Last year, at 17, Zina had a stroke that left her in NYU hospital for six months. “The doctors thought it was stress,” Zina says, guessing the next question from her listener. “But there are more and more studies saying that strokes happen to young people, too.”
Patterson was sentenced to two consecutive 25-year terms in prison for both murders, but Zina says she’ll never feel safe unless he’s dead.
Her bedroom still looks childlike. Her walls are painted a flat blue. Her bed comforter is pulled taut over the bed, and decorative pillows are gathered near the headboard. A row of crammed stuffed animals look out over her bed and room. On the left-hand wall just as you enter are the photos of her mom. Just as a teenager would, the developed film is taped in a playful order with some shots of her mom taped up diagonally.

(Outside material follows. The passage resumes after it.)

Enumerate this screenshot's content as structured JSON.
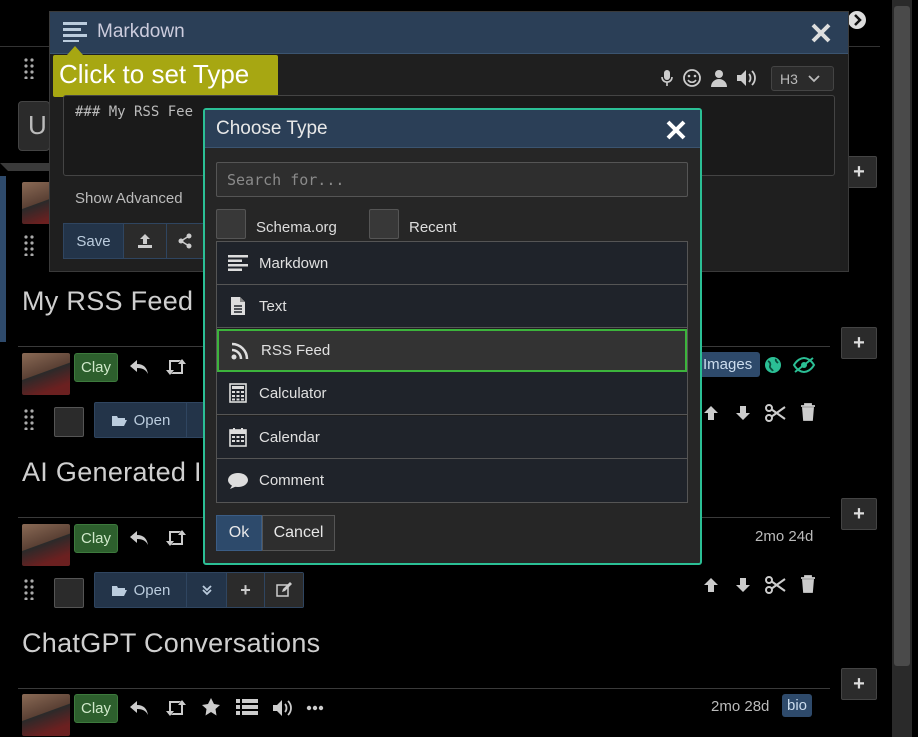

She says she can sometimes go a whole day without thinking about what happened. It’s been hard for her to relive the experience by telling her story and she’s crying now. She excuses herself. It’s time to go. As she sees a stranger out, she says between sobs, “Have a good day.” The door closes gently.
Eleven New York City women have been killed by intimate partners since April.
The body of Margaux Powers, a 26-year-old Cornell graduate, was found in the bathtub of her Chelsea apartment, where she lived with her boyfriend. The boyfriend, Jonathan Smith, 34, jumped to his death from a Financial District building before police could catch him. About 25 percent of the perpetrators of intimate partner femicides between 2002 and 2004 committed suicide after the homicide.
Police accused Thomas Paolino, 19, with the murder of Staten Island teen, Jessica Tush, also 19, whose body was found in a hand-dug shallow grave in New Jersey in April. Days before the murder, the couple had broken up. The majority of femicides occur during a significant change in the relationship, such as a break-up or a pregnancy.